··· Dataset

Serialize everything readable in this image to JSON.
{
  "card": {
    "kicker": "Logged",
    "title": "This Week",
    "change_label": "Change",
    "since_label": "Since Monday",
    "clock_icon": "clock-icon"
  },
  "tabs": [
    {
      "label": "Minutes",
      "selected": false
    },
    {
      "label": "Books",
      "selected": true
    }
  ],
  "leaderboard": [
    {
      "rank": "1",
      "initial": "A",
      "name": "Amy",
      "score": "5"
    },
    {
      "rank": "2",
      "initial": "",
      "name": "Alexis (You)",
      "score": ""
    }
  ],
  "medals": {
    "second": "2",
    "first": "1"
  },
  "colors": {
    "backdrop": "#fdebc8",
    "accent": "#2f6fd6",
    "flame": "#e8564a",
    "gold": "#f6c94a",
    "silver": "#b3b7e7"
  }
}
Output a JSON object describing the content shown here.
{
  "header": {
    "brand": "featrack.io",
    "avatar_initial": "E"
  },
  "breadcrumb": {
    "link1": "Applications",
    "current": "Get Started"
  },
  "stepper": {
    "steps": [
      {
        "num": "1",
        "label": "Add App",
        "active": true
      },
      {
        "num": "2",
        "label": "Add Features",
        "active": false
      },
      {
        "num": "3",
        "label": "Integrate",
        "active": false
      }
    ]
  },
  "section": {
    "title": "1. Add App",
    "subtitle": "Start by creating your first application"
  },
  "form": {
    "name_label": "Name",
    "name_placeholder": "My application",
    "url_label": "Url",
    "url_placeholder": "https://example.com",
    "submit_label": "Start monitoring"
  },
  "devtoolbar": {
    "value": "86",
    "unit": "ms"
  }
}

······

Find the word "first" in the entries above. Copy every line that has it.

● Your response:
    "first": "1"
    "subtitle": "Start by creating your first application"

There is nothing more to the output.